Are allowances the right thing to do with kids? And if so, how much?

There is alot of opinion on the matter. Here is some food for thought on both sides of the coin…

On the one hand, kids need to learn about money somehow.

How are they supposed to learn about money if they don’t have any? So for many, allowances are the chosen way to start their children’s money learning journey.

Usually, allowance ties to a list of household chores. I say “usually” because sometimes it doesn’t. Even some of my friends give their kids allowance without requiring any work for it. I always recommend that if you are giving an allowance to your children, there should be measurable outputs attached.

There is much debate on the amount of allowance to give a child.

I have seen many theories.

One is to give your child $1/week for every year of their age. For example… a 10 year old would get $10/week.

I also read 2 recent (and separate) studies that determined the average allowance for a child in the USA — one said $30/week, the other said $9/week.

There is no right answer on this one. You have to do what is right for your family.

With this stream of thought, you can teach money handling when the child has money of their own to manage. I found a great resource for parents to stay organized with allowances at www.4pocketallowance.com.

On the other hand, there is a growing trend to teach kids about money by “not” giving an allowance. With this stream of thought, a child learns about money management by first understanding how to earn.

This side of debaters believes that giving money to kids on a weekly basis (even if it is for specific chores) sets them up for a salaried job. Their approach is to encourage entrepreneurship by a “pay for service” type system.

For example… maybe there is a list of chores on the fridge with a prescribed value for each one. When the child gets hungry for money, they will do a chore, prove that it is done satisfactorily and collect the payment.

With this method, a child doesn’t gain until they do the work, and they only gain for completed jobs. If they don’t want to work one week, they get zero.

Many who lean toward this model believe that it promotes a “work to earn” mentality with their children. The harder you work, the more you earn… vs collecting a set amount each week.

Both models work. Choose what is right for your family, and maybe even for each individual child. After all, everyone is motivated differently.

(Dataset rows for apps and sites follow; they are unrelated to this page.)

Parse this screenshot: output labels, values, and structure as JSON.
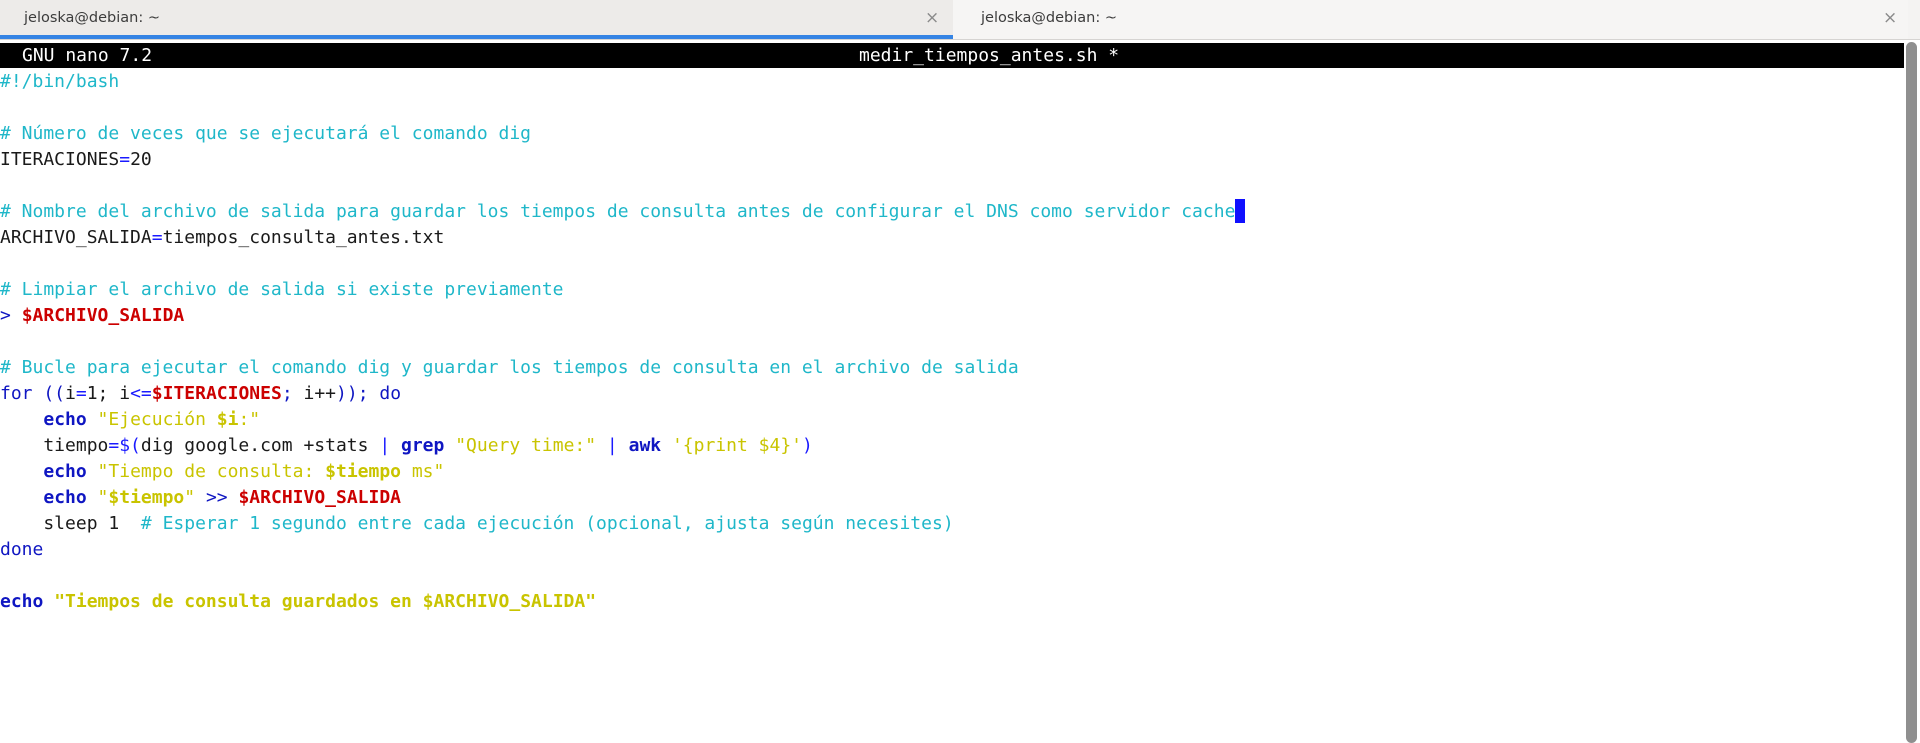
{
  "tabs": [
    {
      "title": "jeloska@debian: ~",
      "close": "×",
      "active": true
    },
    {
      "title": "jeloska@debian: ~",
      "close": "×",
      "active": false
    }
  ],
  "nano": {
    "app": "GNU nano 7.2",
    "filename": "medir_tiempos_antes.sh *"
  },
  "colors": {
    "tab_indicator": "#3584e4",
    "comment": "#1fb7c9",
    "keyword": "#0f16c2",
    "string": "#c9c400",
    "variable": "#cc0000"
  },
  "code": {
    "l1": "#!/bin/bash",
    "l3": "# Número de veces que se ejecutará el comando dig",
    "l4a": "ITERACIONES",
    "l4b": "=",
    "l4c": "20",
    "l6": "# Nombre del archivo de salida para guardar los tiempos de consulta antes de configurar el DNS como servidor cache",
    "l7a": "ARCHIVO_SALIDA",
    "l7b": "=",
    "l7c": "tiempos_consulta_antes.txt",
    "l9": "# Limpiar el archivo de salida si existe previamente",
    "l10a": "> ",
    "l10b": "$ARCHIVO_SALIDA",
    "l12": "# Bucle para ejecutar el comando dig y guardar los tiempos de consulta en el archivo de salida",
    "l13a": "for ((",
    "l13b": "i",
    "l13c": "=",
    "l13d": "1; i",
    "l13e": "<=",
    "l13f": "$ITERACIONES",
    "l13g": "; ",
    "l13h": "i++",
    "l13i": ")); do",
    "l14a": "    ",
    "l14b": "echo",
    "l14c": " \"Ejecución ",
    "l14d": "$i",
    "l14e": ":\"",
    "l15a": "    tiempo",
    "l15b": "=$(",
    "l15c": "dig google.com +stats ",
    "l15d": "|",
    "l15e": " ",
    "l15f": "grep",
    "l15g": " \"Query time:\" ",
    "l15h": "|",
    "l15i": " ",
    "l15j": "awk",
    "l15k": " '{print $4}'",
    "l15l": ")",
    "l16a": "    ",
    "l16b": "echo",
    "l16c": " \"Tiempo de consulta: ",
    "l16d": "$tiempo",
    "l16e": " ms\"",
    "l17a": "    ",
    "l17b": "echo",
    "l17c": " \"",
    "l17d": "$tiempo",
    "l17e": "\"",
    "l17f": " >> ",
    "l17g": "$ARCHIVO_SALIDA",
    "l18a": "    sleep 1  ",
    "l18b": "# Esperar 1 segundo entre cada ejecución (opcional, ajusta según necesites)",
    "l19": "done",
    "l21a": "echo",
    "l21b": " \"Tiempos de consulta guardados en ",
    "l21c": "$ARCHIVO_SALIDA",
    "l21d": "\""
  }
}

Regardless of how you do it, the common goal is to get kids thinking about earning and managing their money. These are skills that will impact their financial success as adults. Share our stories and keep watching for more…